Lyons said Texas has recently purchased enough pentobarbital for five executions. She said 5 grams of pentobarbital will be used instead of 3 grams of sodium thiopental.

A legal challenge to the change is expected.

In a statement, Maurie Levin, Foster's attorney, criticized prison system officials for making the last-minute switch when they have known for months that their supply of sodium thiopental was about to expire.

"The timing of the decision and disclosure raises serious concerns about the haste with which they are seeking to implement this new process, and a lack of transparency by state officials," she said. "To permit less than three weeks for these matters to be vetted undermines any faith we can have in TDCJ's concern for deliberate process, accountability, or the constitutionality of the new procedures."

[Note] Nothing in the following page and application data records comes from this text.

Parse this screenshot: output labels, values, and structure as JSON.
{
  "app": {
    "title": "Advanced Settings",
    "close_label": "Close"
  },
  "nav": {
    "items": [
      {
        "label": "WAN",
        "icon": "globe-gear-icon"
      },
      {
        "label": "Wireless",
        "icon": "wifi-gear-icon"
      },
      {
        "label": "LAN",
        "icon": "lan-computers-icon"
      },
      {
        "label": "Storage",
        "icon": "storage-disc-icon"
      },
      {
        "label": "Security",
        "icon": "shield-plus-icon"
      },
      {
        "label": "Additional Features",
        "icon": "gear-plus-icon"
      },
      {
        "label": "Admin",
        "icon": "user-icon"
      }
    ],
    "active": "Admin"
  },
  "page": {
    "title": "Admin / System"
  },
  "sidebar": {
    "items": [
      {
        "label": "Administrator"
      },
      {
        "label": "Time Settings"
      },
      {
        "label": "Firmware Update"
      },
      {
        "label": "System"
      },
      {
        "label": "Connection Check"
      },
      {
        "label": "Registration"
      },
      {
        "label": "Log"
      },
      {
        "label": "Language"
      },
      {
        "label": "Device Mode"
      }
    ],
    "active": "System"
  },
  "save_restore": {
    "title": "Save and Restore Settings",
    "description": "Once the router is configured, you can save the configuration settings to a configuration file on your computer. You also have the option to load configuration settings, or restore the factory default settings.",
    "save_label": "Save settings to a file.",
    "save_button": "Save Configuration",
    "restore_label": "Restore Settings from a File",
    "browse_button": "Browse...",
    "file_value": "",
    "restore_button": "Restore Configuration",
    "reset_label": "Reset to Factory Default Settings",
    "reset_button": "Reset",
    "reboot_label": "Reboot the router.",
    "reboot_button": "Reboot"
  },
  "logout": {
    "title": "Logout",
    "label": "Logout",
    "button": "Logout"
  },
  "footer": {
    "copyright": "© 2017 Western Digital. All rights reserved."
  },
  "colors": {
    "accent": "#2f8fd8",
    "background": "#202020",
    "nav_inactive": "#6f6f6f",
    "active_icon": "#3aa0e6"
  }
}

Levin said that the decision on the change was not made by medical professionals. Lyons said Rick Thaler, head of the agency's prisons division, authorized the drug switch.

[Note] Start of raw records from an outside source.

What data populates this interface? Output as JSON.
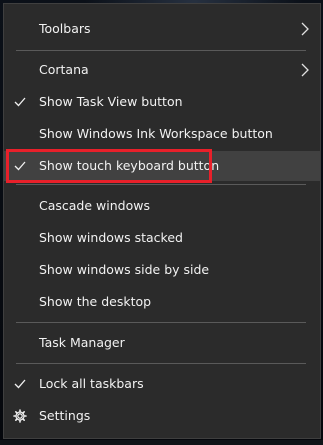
{
  "context_menu": {
    "items": [
      {
        "id": "toolbars",
        "label": "Toolbars",
        "checked": false,
        "submenu": true
      },
      {
        "id": "cortana",
        "label": "Cortana",
        "checked": false,
        "submenu": true
      },
      {
        "id": "show-task-view",
        "label": "Show Task View button",
        "checked": true,
        "submenu": false
      },
      {
        "id": "show-ink-workspace",
        "label": "Show Windows Ink Workspace button",
        "checked": false,
        "submenu": false
      },
      {
        "id": "show-touch-keyboard",
        "label": "Show touch keyboard button",
        "checked": true,
        "submenu": false,
        "highlighted": true
      },
      {
        "id": "cascade-windows",
        "label": "Cascade windows",
        "checked": false,
        "submenu": false
      },
      {
        "id": "windows-stacked",
        "label": "Show windows stacked",
        "checked": false,
        "submenu": false
      },
      {
        "id": "windows-side-by-side",
        "label": "Show windows side by side",
        "checked": false,
        "submenu": false
      },
      {
        "id": "show-desktop",
        "label": "Show the desktop",
        "checked": false,
        "submenu": false
      },
      {
        "id": "task-manager",
        "label": "Task Manager",
        "checked": false,
        "submenu": false
      },
      {
        "id": "lock-taskbars",
        "label": "Lock all taskbars",
        "checked": true,
        "submenu": false
      },
      {
        "id": "settings",
        "label": "Settings",
        "checked": false,
        "submenu": false,
        "icon": "gear-icon"
      }
    ]
  },
  "annotation": {
    "highlight_color": "#e8202a"
  },
  "colors": {
    "menu_background": "#2b2b2b",
    "hover_background": "#414141",
    "separator": "#5a5a5a",
    "text": "#f2f2f2"
  }
}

Even so, Lyons said, courts have allowed other states to switch to pentobarbital.

"Oklahoma has successfully used the drug in its execution process, and our protocol would be the same as the one used by Oklahoma," Lyons said. Texas adopted its initial three-drug cocktail in 1982 from one proposed in Oklahoma.

Deborah Denno , a Fordham Law School professor who is one of the nation's leading experts on death penalty issues, questioned the drug switch.

"In a continuing desperate measure to execute, Texas has followed in the footsteps of Oklahoma by switching drugs not in an effort to make executions more humane, but simply to make the execution process more feasible, irrespective of the unknown consequences," she said. "This lemming effect has created a decades-long pattern of lethal injection botches in which (state corrections departments) try to remain one step ahead of lawsuits."

Texas has five executions scheduled between April and July. Last year, 17 criminals were executed, the most of any state. In the past 25 years, Texas has carried out more than 450 executions.

Texas' decision to switch to pentobarbital comes amid some cautions. Medical professionals have warned for months that the drug has rarely been used on humans in recent years, a potential problem in legal challenges.

In addition, though pentobarbital is now widely available, Lundbeck Inc., the sole U.S. manufacturer of the drug, recently cautioned that the firm does not approve of its use in executions — a statement similar to one issued by the maker of sodium thiopental before it cut off the supply last year.